Set the pictures aside and return each record below precisely as written.

##### Provided records #####

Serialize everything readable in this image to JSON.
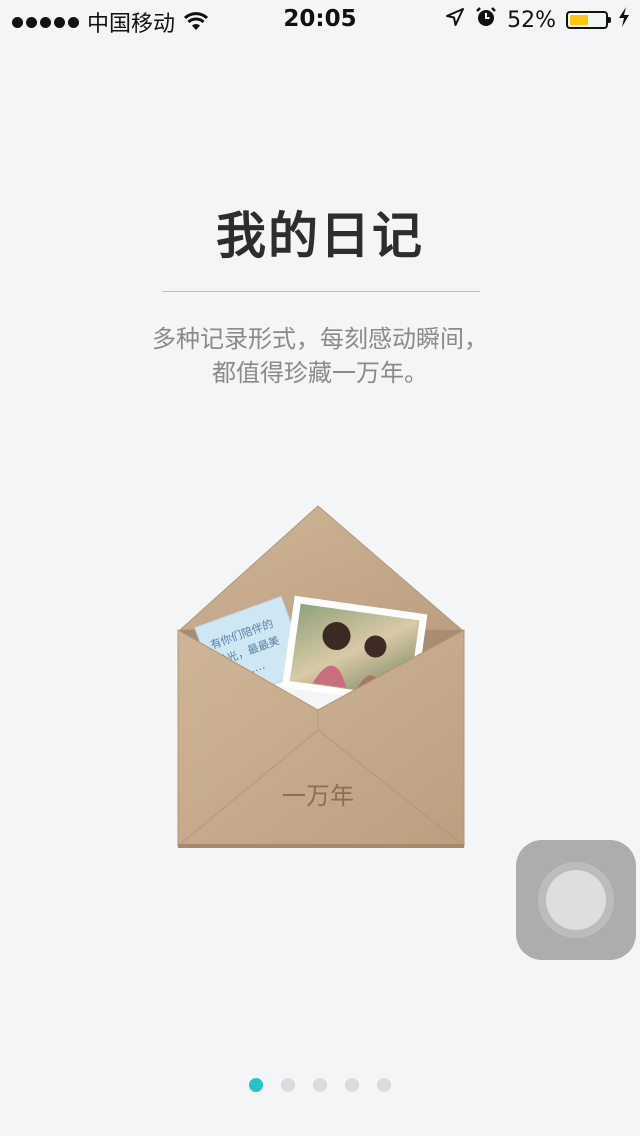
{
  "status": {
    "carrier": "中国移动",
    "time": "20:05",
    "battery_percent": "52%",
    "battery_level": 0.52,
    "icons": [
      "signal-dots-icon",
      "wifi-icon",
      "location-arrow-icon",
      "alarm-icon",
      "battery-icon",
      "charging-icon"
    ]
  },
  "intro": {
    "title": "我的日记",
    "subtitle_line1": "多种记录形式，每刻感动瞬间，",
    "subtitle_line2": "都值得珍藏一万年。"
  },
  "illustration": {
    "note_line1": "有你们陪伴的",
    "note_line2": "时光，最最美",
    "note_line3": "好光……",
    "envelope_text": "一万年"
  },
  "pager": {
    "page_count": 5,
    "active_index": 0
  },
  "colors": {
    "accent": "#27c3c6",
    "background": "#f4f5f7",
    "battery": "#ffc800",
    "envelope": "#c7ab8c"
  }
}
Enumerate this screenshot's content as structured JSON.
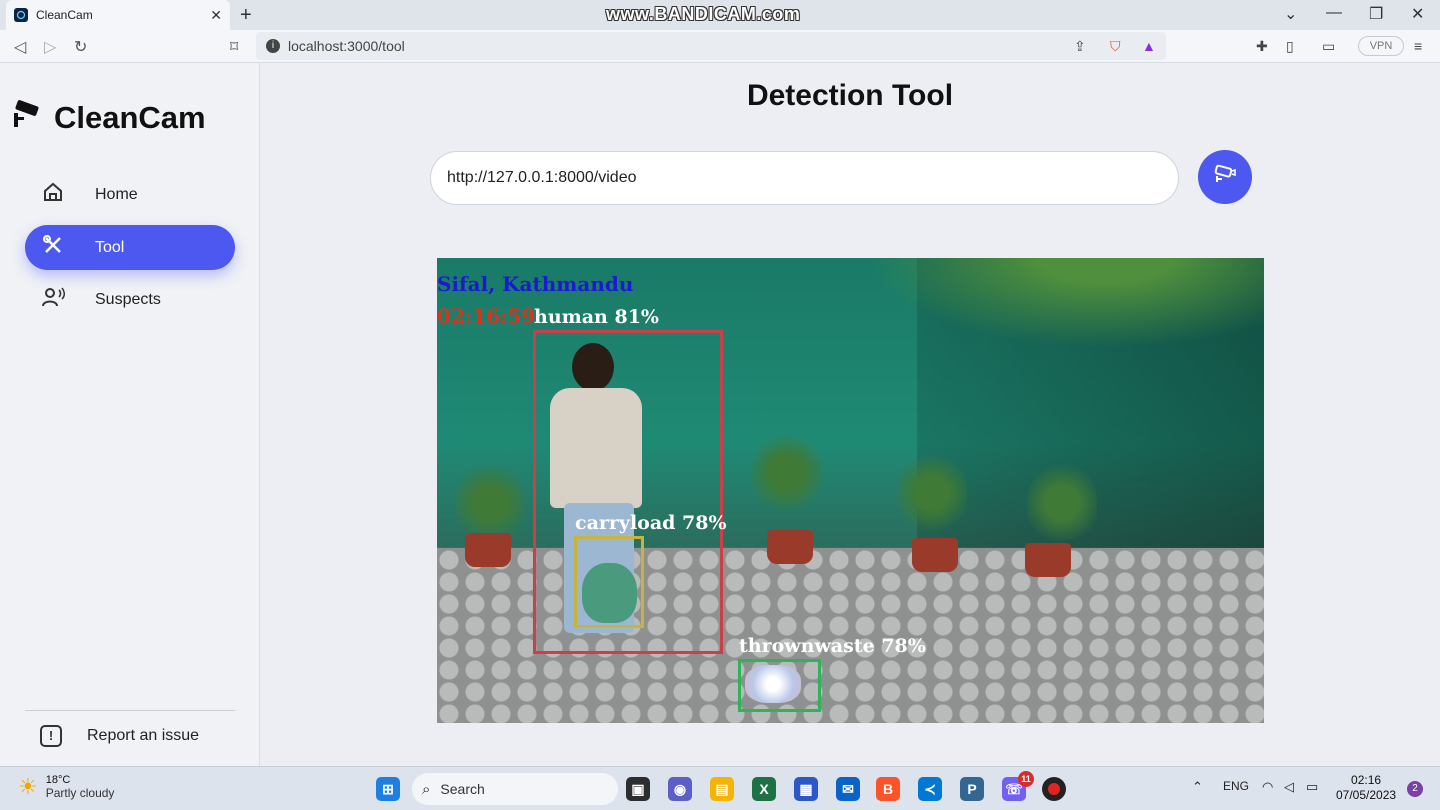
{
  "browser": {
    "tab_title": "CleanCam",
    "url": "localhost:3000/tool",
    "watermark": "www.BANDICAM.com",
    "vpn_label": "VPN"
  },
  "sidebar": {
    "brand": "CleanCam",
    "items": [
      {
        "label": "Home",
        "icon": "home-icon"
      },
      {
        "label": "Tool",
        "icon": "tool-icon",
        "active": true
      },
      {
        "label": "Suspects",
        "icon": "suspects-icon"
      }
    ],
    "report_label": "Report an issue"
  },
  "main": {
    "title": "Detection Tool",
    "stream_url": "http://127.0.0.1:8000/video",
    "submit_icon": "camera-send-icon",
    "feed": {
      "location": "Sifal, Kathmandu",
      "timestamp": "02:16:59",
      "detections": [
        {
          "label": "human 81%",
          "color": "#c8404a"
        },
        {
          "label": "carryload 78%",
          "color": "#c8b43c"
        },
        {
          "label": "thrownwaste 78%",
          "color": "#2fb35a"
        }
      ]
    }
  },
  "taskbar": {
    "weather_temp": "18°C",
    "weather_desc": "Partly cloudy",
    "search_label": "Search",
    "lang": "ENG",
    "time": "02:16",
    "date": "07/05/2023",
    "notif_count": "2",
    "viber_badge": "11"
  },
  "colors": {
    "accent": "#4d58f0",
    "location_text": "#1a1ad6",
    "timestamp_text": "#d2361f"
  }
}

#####

• [Response box]
Serialize everything readable in this image to JSON.
{
  "status": {
    "carrier": "中国移动",
    "time": "20:05",
    "battery_percent": "52%",
    "battery_level": 0.52,
    "icons": [
      "signal-dots-icon",
      "wifi-icon",
      "location-arrow-icon",
      "alarm-icon",
      "battery-icon",
      "charging-icon"
    ]
  },
  "intro": {
    "title": "我的日记",
    "subtitle_line1": "多种记录形式，每刻感动瞬间，",
    "subtitle_line2": "都值得珍藏一万年。"
  },
  "illustration": {
    "note_line1": "有你们陪伴的",
    "note_line2": "时光，最最美",
    "note_line3": "好光……",
    "envelope_text": "一万年"
  },
  "pager": {
    "page_count": 5,
    "active_index": 0
  },
  "colors": {
    "accent": "#27c3c6",
    "background": "#f4f5f7",
    "battery": "#ffc800",
    "envelope": "#c7ab8c"
  }
}
Enumerate this screenshot's content as structured JSON.
{
  "browser": {
    "tab_title": "CleanCam",
    "url": "localhost:3000/tool",
    "watermark": "www.BANDICAM.com",
    "vpn_label": "VPN"
  },
  "sidebar": {
    "brand": "CleanCam",
    "items": [
      {
        "label": "Home",
        "icon": "home-icon"
      },
      {
        "label": "Tool",
        "icon": "tool-icon",
        "active": true
      },
      {
        "label": "Suspects",
        "icon": "suspects-icon"
      }
    ],
    "report_label": "Report an issue"
  },
  "main": {
    "title": "Detection Tool",
    "stream_url": "http://127.0.0.1:8000/video",
    "submit_icon": "camera-send-icon",
    "feed": {
      "location": "Sifal, Kathmandu",
      "timestamp": "02:16:59",
      "detections": [
        {
          "label": "human 81%",
          "color": "#c8404a"
        },
        {
          "label": "carryload 78%",
          "color": "#c8b43c"
        },
        {
          "label": "thrownwaste 78%",
          "color": "#2fb35a"
        }
      ]
    }
  },
  "taskbar": {
    "weather_temp": "18°C",
    "weather_desc": "Partly cloudy",
    "search_label": "Search",
    "lang": "ENG",
    "time": "02:16",
    "date": "07/05/2023",
    "notif_count": "2",
    "viber_badge": "11"
  },
  "colors": {
    "accent": "#4d58f0",
    "location_text": "#1a1ad6",
    "timestamp_text": "#d2361f"
  }
}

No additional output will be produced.